[[ Available data, beginning ]]

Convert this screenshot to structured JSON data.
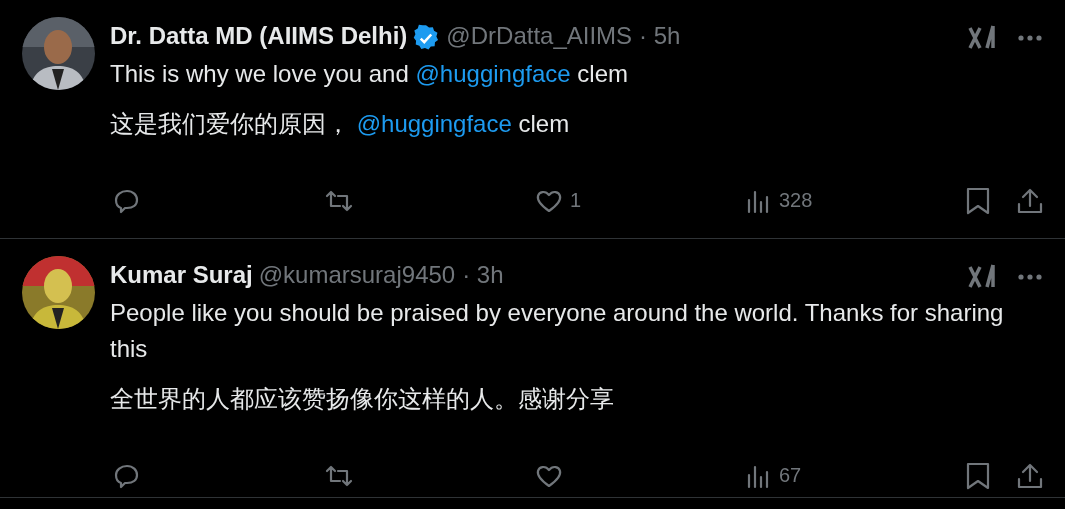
{
  "tweets": [
    {
      "name": "Dr. Datta MD (AIIMS Delhi)",
      "verified": true,
      "handle": "@DrDatta_AIIMS",
      "time": "· 5h",
      "text": [
        {
          "kind": "plain",
          "text": "This is why we love you and "
        },
        {
          "kind": "mention",
          "text": "@huggingface"
        },
        {
          "kind": "plain",
          "text": " clem"
        }
      ],
      "translation": [
        {
          "kind": "plain",
          "text": "这是我们爱你的原因， "
        },
        {
          "kind": "mention",
          "text": "@huggingface"
        },
        {
          "kind": "plain",
          "text": " clem"
        }
      ],
      "likes": "1",
      "views": "328"
    },
    {
      "name": "Kumar Suraj",
      "verified": false,
      "handle": "@kumarsuraj9450",
      "time": "· 3h",
      "text": [
        {
          "kind": "plain",
          "text": "People like you should be praised by everyone around the world. Thanks for sharing this"
        }
      ],
      "translation": [
        {
          "kind": "plain",
          "text": "全世界的人都应该赞扬像你这样的人。感谢分享"
        }
      ],
      "views": "67"
    }
  ]
}
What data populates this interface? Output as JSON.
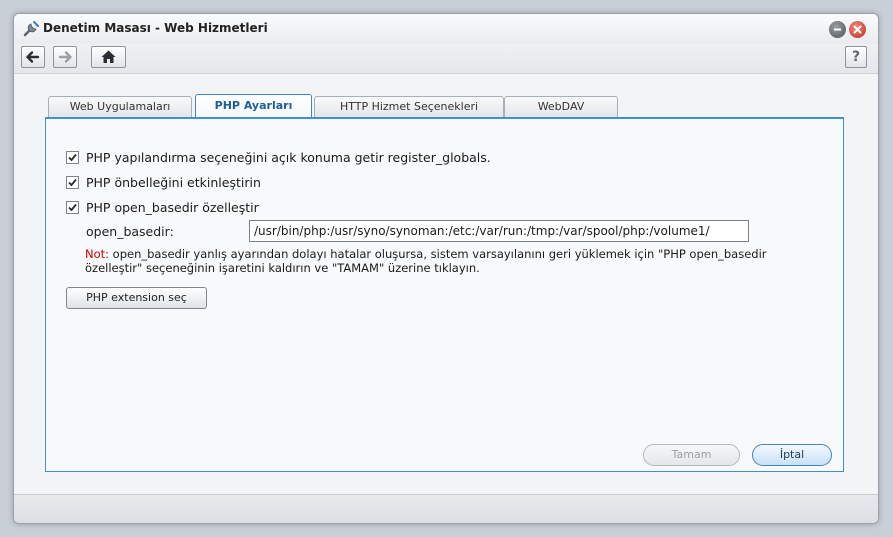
{
  "window": {
    "title": "Denetim Masası - Web Hizmetleri",
    "icon": "wrench-icon"
  },
  "toolbar": {
    "back_icon": "arrow-left-icon",
    "forward_icon": "arrow-right-icon",
    "home_icon": "home-icon",
    "help_label": "?"
  },
  "tabs": [
    {
      "label": "Web Uygulamaları",
      "active": false
    },
    {
      "label": "PHP Ayarları",
      "active": true
    },
    {
      "label": "HTTP Hizmet Seçenekleri",
      "active": false
    },
    {
      "label": "WebDAV",
      "active": false
    }
  ],
  "settings": {
    "register_globals": {
      "label": "PHP yapılandırma seçeneğini açık konuma getir register_globals.",
      "checked": true
    },
    "cache": {
      "label": "PHP önbelleğini etkinleştirin",
      "checked": true
    },
    "open_basedir_custom": {
      "label": "PHP open_basedir özelleştir",
      "checked": true
    },
    "open_basedir_label": "open_basedir:",
    "open_basedir_value": "/usr/bin/php:/usr/syno/synoman:/etc:/var/run:/tmp:/var/spool/php:/volume1/",
    "note_prefix": "Not:",
    "note_text": " open_basedir yanlış ayarından dolayı hatalar oluşursa, sistem varsayılanını geri yüklemek için \"PHP open_basedir özelleştir\" seçeneğinin işaretini kaldırın ve \"TAMAM\" üzerine tıklayın.",
    "extension_button": "PHP extension seç"
  },
  "buttons": {
    "ok": "Tamam",
    "cancel": "İptal"
  },
  "colors": {
    "accent": "#3f8fd2",
    "note_prefix": "#d40000"
  }
}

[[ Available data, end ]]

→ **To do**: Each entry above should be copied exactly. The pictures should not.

→ **Solution to this problem**:
Convert this screenshot to structured JSON data.
{
  "tweets": [
    {
      "name": "Dr. Datta MD (AIIMS Delhi)",
      "verified": true,
      "handle": "@DrDatta_AIIMS",
      "time": "· 5h",
      "text": [
        {
          "kind": "plain",
          "text": "This is why we love you and "
        },
        {
          "kind": "mention",
          "text": "@huggingface"
        },
        {
          "kind": "plain",
          "text": " clem"
        }
      ],
      "translation": [
        {
          "kind": "plain",
          "text": "这是我们爱你的原因， "
        },
        {
          "kind": "mention",
          "text": "@huggingface"
        },
        {
          "kind": "plain",
          "text": " clem"
        }
      ],
      "likes": "1",
      "views": "328"
    },
    {
      "name": "Kumar Suraj",
      "verified": false,
      "handle": "@kumarsuraj9450",
      "time": "· 3h",
      "text": [
        {
          "kind": "plain",
          "text": "People like you should be praised by everyone around the world. Thanks for sharing this"
        }
      ],
      "translation": [
        {
          "kind": "plain",
          "text": "全世界的人都应该赞扬像你这样的人。感谢分享"
        }
      ],
      "views": "67"
    }
  ]
}
What data populates this interface? Output as JSON.
{
  "window": {
    "title": "Denetim Masası - Web Hizmetleri",
    "icon": "wrench-icon"
  },
  "toolbar": {
    "back_icon": "arrow-left-icon",
    "forward_icon": "arrow-right-icon",
    "home_icon": "home-icon",
    "help_label": "?"
  },
  "tabs": [
    {
      "label": "Web Uygulamaları",
      "active": false
    },
    {
      "label": "PHP Ayarları",
      "active": true
    },
    {
      "label": "HTTP Hizmet Seçenekleri",
      "active": false
    },
    {
      "label": "WebDAV",
      "active": false
    }
  ],
  "settings": {
    "register_globals": {
      "label": "PHP yapılandırma seçeneğini açık konuma getir register_globals.",
      "checked": true
    },
    "cache": {
      "label": "PHP önbelleğini etkinleştirin",
      "checked": true
    },
    "open_basedir_custom": {
      "label": "PHP open_basedir özelleştir",
      "checked": true
    },
    "open_basedir_label": "open_basedir:",
    "open_basedir_value": "/usr/bin/php:/usr/syno/synoman:/etc:/var/run:/tmp:/var/spool/php:/volume1/",
    "note_prefix": "Not:",
    "note_text": " open_basedir yanlış ayarından dolayı hatalar oluşursa, sistem varsayılanını geri yüklemek için \"PHP open_basedir özelleştir\" seçeneğinin işaretini kaldırın ve \"TAMAM\" üzerine tıklayın.",
    "extension_button": "PHP extension seç"
  },
  "buttons": {
    "ok": "Tamam",
    "cancel": "İptal"
  },
  "colors": {
    "accent": "#3f8fd2",
    "note_prefix": "#d40000"
  }
}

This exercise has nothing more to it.